Highlights include new large-scale installations, sculpture, photography, video, paintings, drawings and digital artworks, exploring themes of cultural identity, technologies and the environment among others.

Sarah Byrne’s (University of Wolverhampton) work reflects on experiences growing up in England as British girl with an Asian mother. Her projections use imagery from her mother’s old photo albums of childhood trips to the Philippines to question the events and exchanges that have contributed to a separation in her two national identities.
“I am a renegade botanist” declares Gemma Costin (Hereford College of Arts). Her travelling seedpod is a repurposed caravan that used to be called home, now transformed into a space to interrogate ideas of nature and biophilia.
Amy Guo (Staffordshire University) investigates the relationship between human and digital technologies. Works consider the ways in which our social interactions with others are mediated through technology and the visibility of our digital selves.
Farwa Moledina’s (Birmingham City University) series of prints on paper and textile are concerned with re-appropriating and reclaiming Orientalist imagery of Muslim Women. In today’s postcolonial, globalised world, refugees, immigrants and persons of dual culture often find themselves caught between tradition, integration and redefinition of their complex identities.
Through film, photography and mixed media, Tayyibah Mota (Coventry University) considers the Hijab. Her work seeks to display the tradition within and opposition to this Muslim practice, whilst sharing personal experiences of some of the British Muslim women who wear them.
Rosie Piercy (University of Worcester) deals with the very current issue of tuition fees and the cost of education in Britain. Her sculpture ‘Forever in Debt’ consists of helium filled balloons highlighting the exact balance of her student loan as they slowly deflate.

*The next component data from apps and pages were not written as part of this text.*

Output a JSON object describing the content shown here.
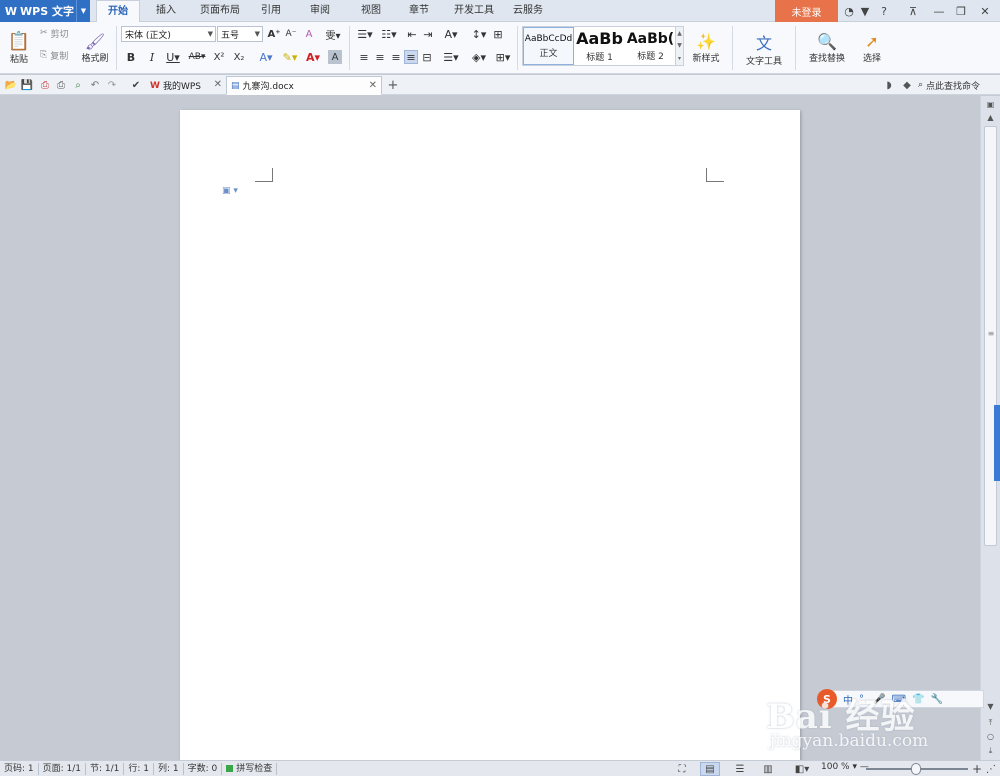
{
  "app": {
    "name": "WPS 文字",
    "login": "未登录"
  },
  "menu": {
    "tabs": [
      {
        "label": "开始",
        "active": true
      },
      {
        "label": "插入"
      },
      {
        "label": "页面布局"
      },
      {
        "label": "引用"
      },
      {
        "label": "审阅"
      },
      {
        "label": "视图"
      },
      {
        "label": "章节"
      },
      {
        "label": "开发工具"
      },
      {
        "label": "云服务"
      }
    ]
  },
  "ribbon": {
    "paste": "粘贴",
    "cut": "剪切",
    "copy": "复制",
    "format_painter": "格式刷",
    "font_name": "宋体 (正文)",
    "font_size": "五号",
    "styles": [
      {
        "preview": "AaBbCcDd",
        "label": "正文"
      },
      {
        "preview": "AaBb",
        "label": "标题 1"
      },
      {
        "preview": "AaBb(",
        "label": "标题 2"
      }
    ],
    "new_style": "新样式",
    "text_tools": "文字工具",
    "find_replace": "查找替换",
    "select": "选择"
  },
  "doc_tabs": [
    {
      "label": "我的WPS",
      "active": false
    },
    {
      "label": "九寨沟.docx",
      "active": true
    }
  ],
  "find_command": "点此查找命令",
  "ime": {
    "mode": "中"
  },
  "watermark": {
    "main": "Bai 经验",
    "sub": "jingyan.baidu.com"
  },
  "status": {
    "page_num": "页码: 1",
    "pages": "页面: 1/1",
    "section": "节: 1/1",
    "row": "行: 1",
    "col": "列: 1",
    "word_count": "字数: 0",
    "spell_check": "拼写检查",
    "zoom": "100 %"
  },
  "colors": {
    "accent": "#2f6fc4",
    "login": "#e8734a",
    "workspace": "#c5cad3"
  }
}
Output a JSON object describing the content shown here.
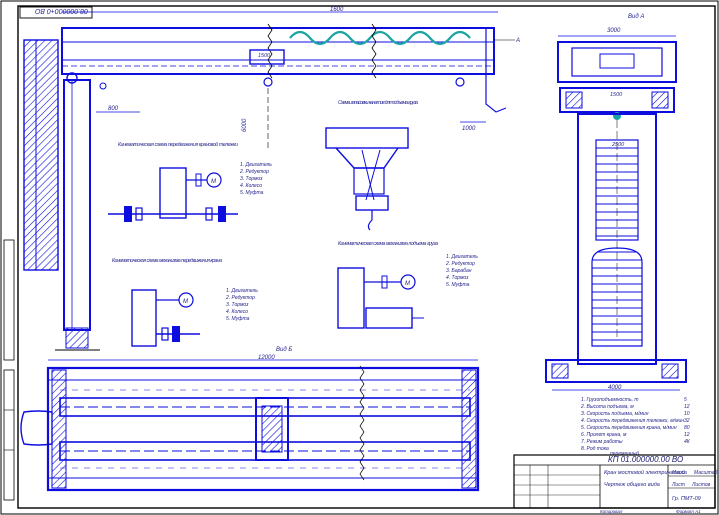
{
  "drawing": {
    "code_rotated": "08.000000+0 ВО",
    "code_main": "КП 01.000000.00 ВО",
    "title_line": "Кран мостовой электрический",
    "subtitle_line": "Чертеж общего вида",
    "group": "Гр. ПМТ-09",
    "sheet_label": "Лист",
    "sheets_label": "Листов",
    "mass_label": "Масса",
    "scale_label": "Масштаб",
    "footer_left": "Копировал",
    "footer_right": "Формат А1"
  },
  "views": {
    "view_a": "Вид А",
    "view_b": "Вид Б"
  },
  "dimensions": {
    "top_span": "12000",
    "left_height": "6000",
    "left_offset": "800",
    "trolley_width": "1500",
    "right_offset": "1000",
    "mid_marker": "1600",
    "view_a_top": "3000",
    "view_a_inner": "1500",
    "view_a_mid": "2500",
    "view_a_bottom": "4000",
    "view_b_span": "12000"
  },
  "schemes": {
    "bridge_travel": {
      "title": "Кинематическая схема передвижения крановой тележки",
      "items": [
        "1. Двигатель",
        "2. Редуктор",
        "3. Тормоз",
        "4. Колесо",
        "5. Муфта"
      ]
    },
    "crane_travel": {
      "title": "Кинематическая схема механизма передвижения крана",
      "items": [
        "1. Двигатель",
        "2. Редуктор",
        "3. Тормоз",
        "4. Колесо",
        "5. Муфта"
      ]
    },
    "hoist": {
      "title": "Кинематическая схема механизма подъема груза",
      "items": [
        "1. Двигатель",
        "2. Редуктор",
        "3. Барабан",
        "4. Тормоз",
        "5. Муфта"
      ]
    },
    "rope_reeving": {
      "title": "Схема запасовки канатов для подъема груза"
    }
  },
  "specifications": [
    {
      "label": "1. Грузоподъемность, т",
      "value": "5"
    },
    {
      "label": "2. Высота подъема, м",
      "value": "12"
    },
    {
      "label": "3. Скорость подъема, м/мин",
      "value": "10"
    },
    {
      "label": "4. Скорость передвижения тележки, м/мин",
      "value": "32"
    },
    {
      "label": "5. Скорость передвижения крана, м/мин",
      "value": "80"
    },
    {
      "label": "6. Пролет крана, м",
      "value": "12"
    },
    {
      "label": "7. Режим работы",
      "value": "4К"
    },
    {
      "label": "8. Род тока",
      "value": "переменный"
    }
  ],
  "colors": {
    "line": "#0d0de0",
    "hatch": "#0d0de0",
    "accent": "#1aa3a3",
    "frame": "#000000"
  }
}
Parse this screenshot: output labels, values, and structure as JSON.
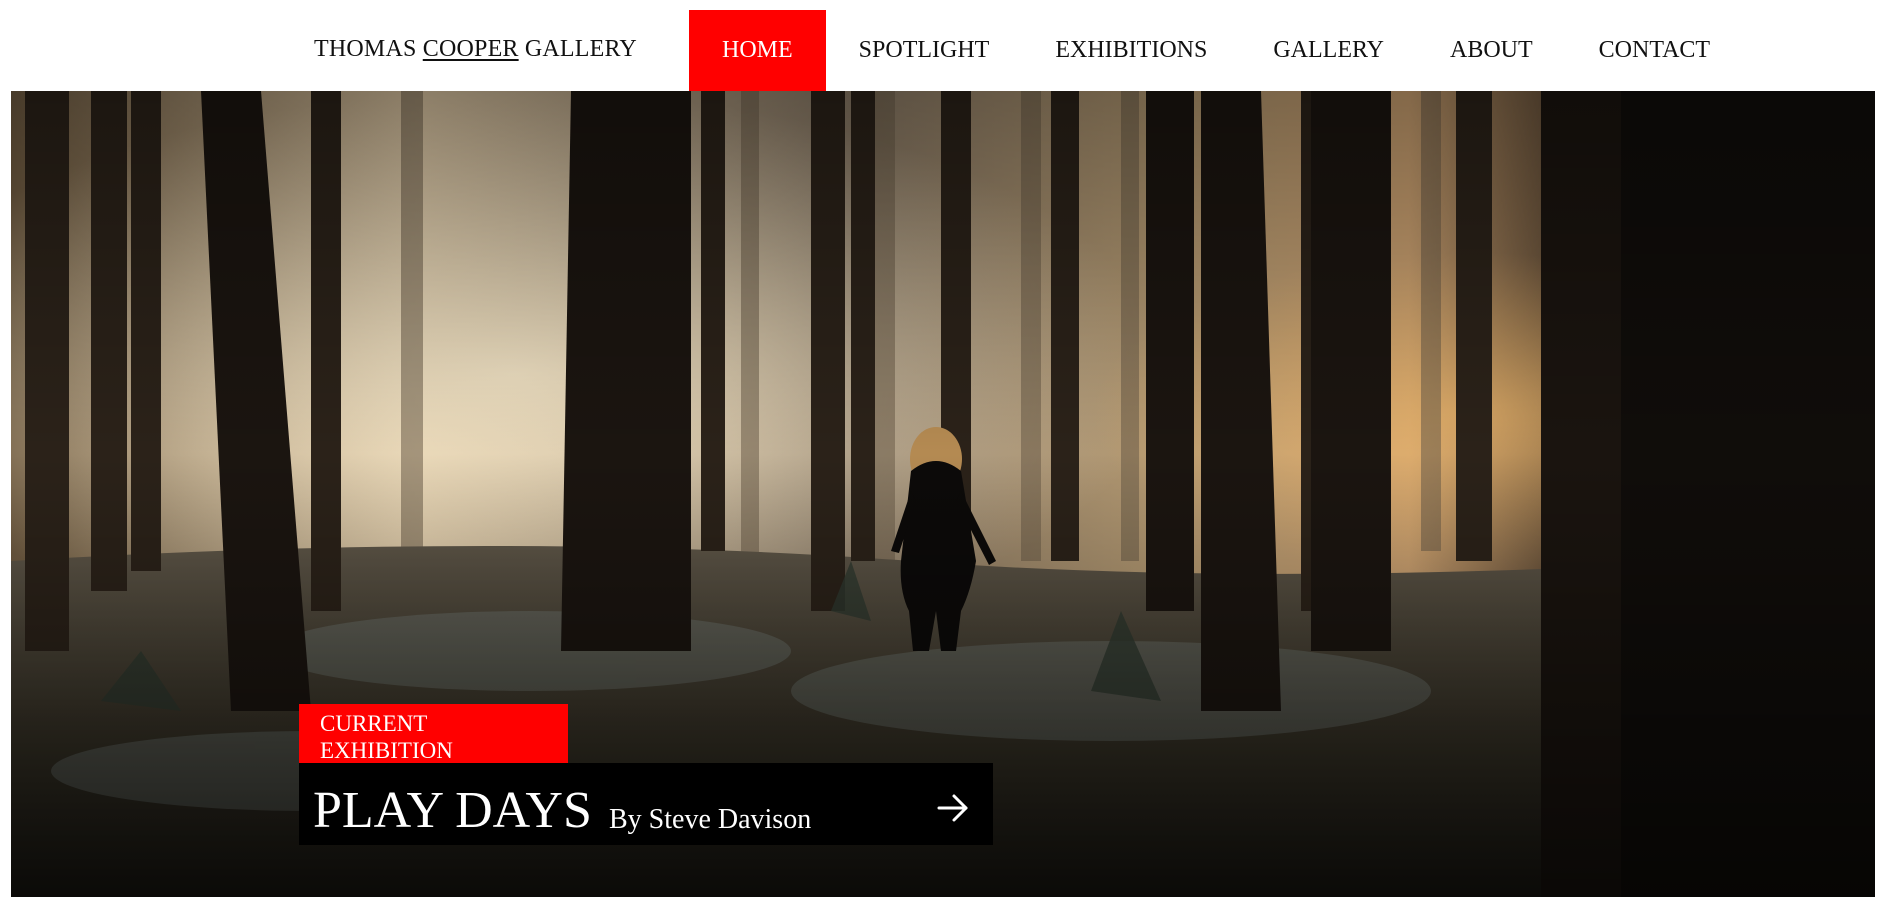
{
  "nav": {
    "brand_prefix": "THOMAS",
    "brand_underlined": "COOPER",
    "brand_suffix": "GALLERY",
    "items": [
      {
        "label": "HOME",
        "active": true
      },
      {
        "label": "SPOTLIGHT",
        "active": false
      },
      {
        "label": "EXHIBITIONS",
        "active": false
      },
      {
        "label": "GALLERY",
        "active": false
      },
      {
        "label": "ABOUT",
        "active": false
      },
      {
        "label": "CONTACT",
        "active": false
      }
    ]
  },
  "hero": {
    "badge_line1": "CURRENT",
    "badge_line2": "EXHIBITION",
    "title": "PLAY DAYS",
    "artist": "By Steve Davison",
    "arrow_icon": "arrow-right-icon"
  },
  "colors": {
    "accent": "#ff0000",
    "card": "#000000",
    "text": "#111111"
  }
}
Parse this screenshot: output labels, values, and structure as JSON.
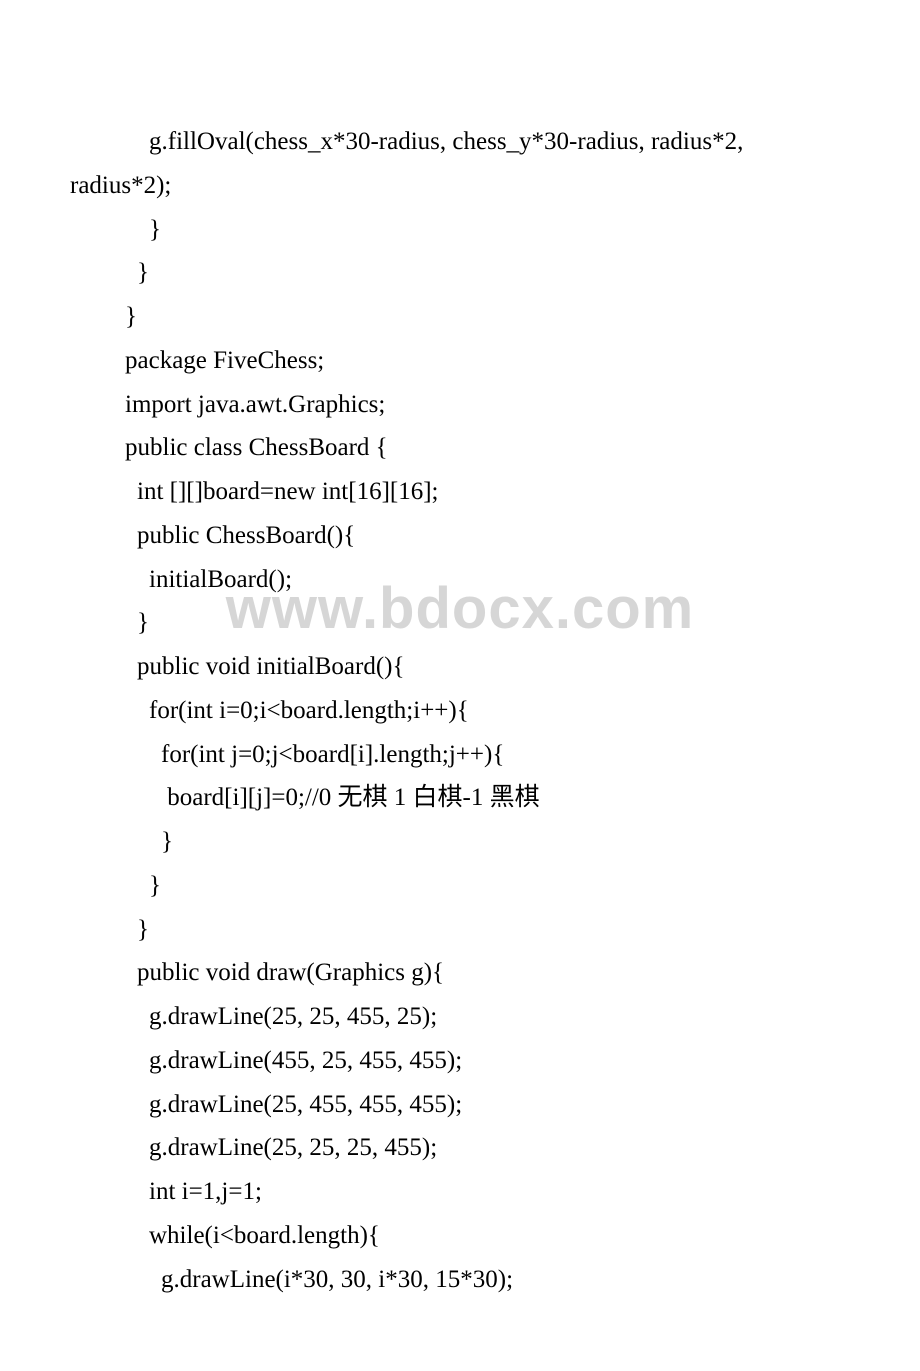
{
  "watermark": "www.bdocx.com",
  "lines": [
    {
      "indent": 3,
      "text": "g.fillOval(chess_x*30-radius, chess_y*30-radius, radius*2, "
    },
    {
      "indent": 0,
      "text": "radius*2);"
    },
    {
      "indent": 3,
      "text": "}"
    },
    {
      "indent": 2,
      "text": "}"
    },
    {
      "indent": 1,
      "text": "}"
    },
    {
      "indent": 1,
      "text": "package FiveChess;"
    },
    {
      "indent": 1,
      "text": "import java.awt.Graphics;"
    },
    {
      "indent": 1,
      "text": "public class ChessBoard {"
    },
    {
      "indent": 2,
      "text": "int [][]board=new int[16][16];"
    },
    {
      "indent": 2,
      "text": "public ChessBoard(){"
    },
    {
      "indent": 3,
      "text": "initialBoard();"
    },
    {
      "indent": 2,
      "text": "}"
    },
    {
      "indent": 2,
      "text": "public void initialBoard(){"
    },
    {
      "indent": 3,
      "text": "for(int i=0;i<board.length;i++){"
    },
    {
      "indent": 4,
      "text": "for(int j=0;j<board[i].length;j++){"
    },
    {
      "indent": 4,
      "text": " board[i][j]=0;//0 无棋 1 白棋-1 黑棋"
    },
    {
      "indent": 4,
      "text": "}"
    },
    {
      "indent": 3,
      "text": "}"
    },
    {
      "indent": 2,
      "text": "}"
    },
    {
      "indent": 2,
      "text": "public void draw(Graphics g){"
    },
    {
      "indent": 3,
      "text": "g.drawLine(25, 25, 455, 25);"
    },
    {
      "indent": 3,
      "text": "g.drawLine(455, 25, 455, 455);"
    },
    {
      "indent": 3,
      "text": "g.drawLine(25, 455, 455, 455);"
    },
    {
      "indent": 3,
      "text": "g.drawLine(25, 25, 25, 455);"
    },
    {
      "indent": 3,
      "text": "int i=1,j=1;"
    },
    {
      "indent": 3,
      "text": "while(i<board.length){"
    },
    {
      "indent": 4,
      "text": "g.drawLine(i*30, 30, i*30, 15*30);"
    }
  ]
}
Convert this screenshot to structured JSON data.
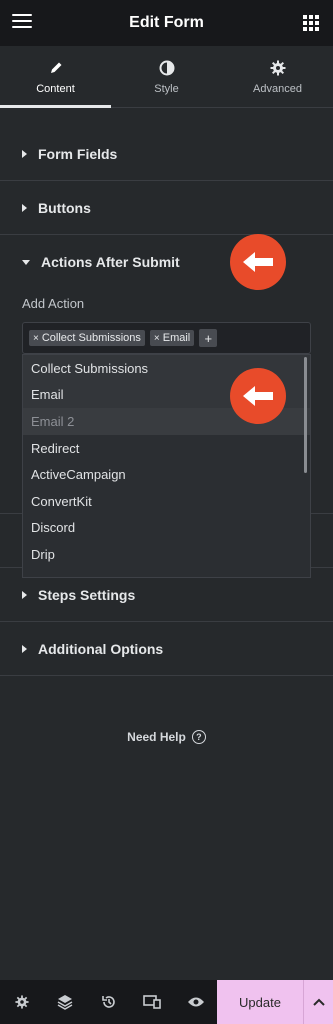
{
  "header": {
    "title": "Edit Form"
  },
  "tabs": [
    {
      "label": "Content",
      "icon": "pencil-icon",
      "active": true
    },
    {
      "label": "Style",
      "icon": "half-circle-icon",
      "active": false
    },
    {
      "label": "Advanced",
      "icon": "gear-icon",
      "active": false
    }
  ],
  "sections": {
    "form_fields": "Form Fields",
    "buttons": "Buttons",
    "actions_after_submit": "Actions After Submit",
    "steps_settings": "Steps Settings",
    "additional_options": "Additional Options"
  },
  "add_action": {
    "label": "Add Action",
    "chips": [
      "Collect Submissions",
      "Email"
    ],
    "add_symbol": "+"
  },
  "dropdown": {
    "options": [
      "Collect Submissions",
      "Email",
      "Email 2",
      "Redirect",
      "ActiveCampaign",
      "ConvertKit",
      "Discord",
      "Drip"
    ]
  },
  "help": {
    "label": "Need Help",
    "symbol": "?"
  },
  "footer": {
    "update_label": "Update"
  },
  "colors": {
    "accent_arrow": "#e84b2a",
    "update_bg": "#f0c2ef"
  }
}
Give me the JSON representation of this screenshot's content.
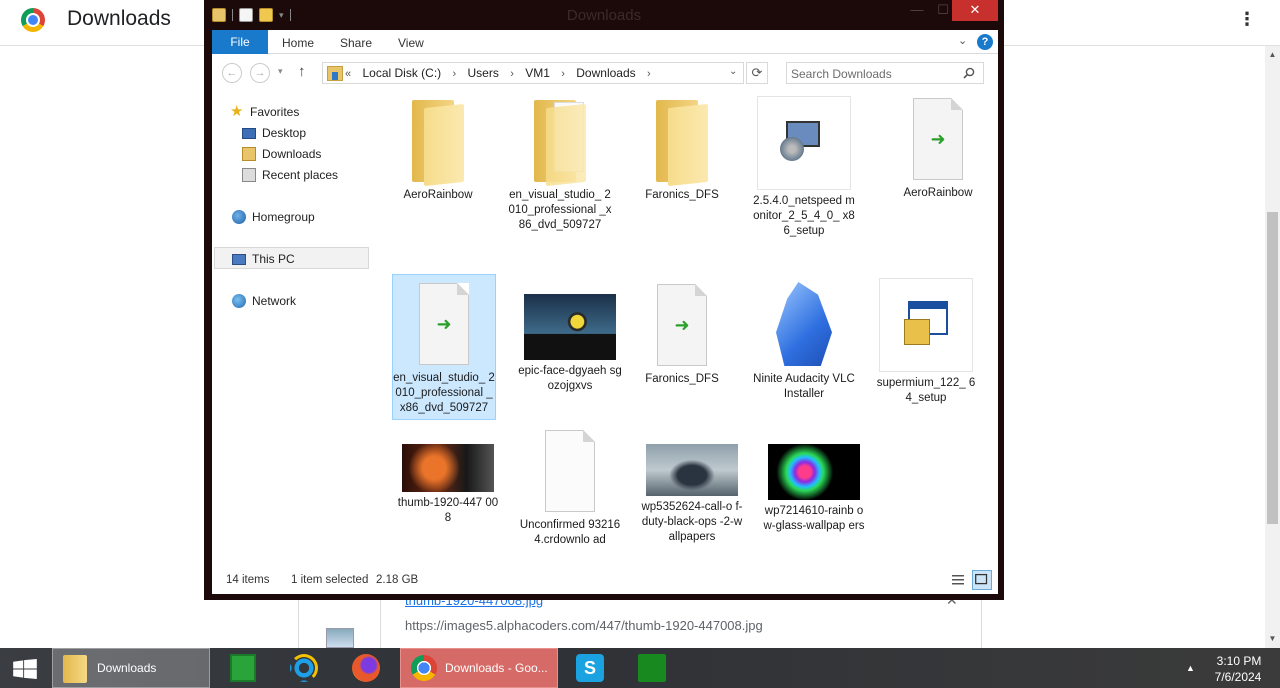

Ryan Hughes, director of Coventry Biennial, commented: “We are really delighted by the work we have selected and are looking forward to bringing it to Coventry to share with audiences. The professional development focus of New Art West Midlands aligns strongly with our vision for a social and critically engaged biennial for the region. The unique and inclusive new model they have built will create deeply meaningful opportunities for these artists in the West Midlands and beyond.”

The Place is Here: The Work of Black Artists in 1980s Britain Launch Event

The Place is Here: The Work of Black Artists in 1980s Britain

Launch Event

 

 

On Thursday 3 October at Bristol University ICF collaborated on a launch event for the new publication, The Place Is Here: The Work of Black Artists in 1980s Britain, continuing the legacy of the international exhibition The Place is Here (2016-17).

The Place is Here exhibition traced the urgent and wide-ranging conversations taking place between black artists, writers and thinkers in Britain during the 1980s. The exhibitions brought together over 100 works by 40 artists and collectives, spanning painting, sculpture, installation, photography, video and expanded archival displays, examining this critical decade for British culture. The exhibition was shown at Van Abbemuseum (2016); Nottingham Contemporary; the South London Gallery; and Middlesbrough Institute of Modern Art (all 2017).

The publication’s editors Nick Aikens and Elizabeth Robles were joined by David Bailey and Jessica Taylor of the International Curators Forum for an evening unravelling the intellectual, aesthetic and political concerns addressed in the book. Featuring creative responses by artist, writer and researcher susan pui san lok and Spike Island artist Valda Jackson.

The Place Is Here: The Work of Black Artists in 1980s Britain is edited by Nick Aikens and Elizabeth Robles and published by Sternberg Press and Van Abbemuseum.

Image: David A. Bailey, Family Album, 1987. Silver gelatin print. Image courtesy the artist. ICF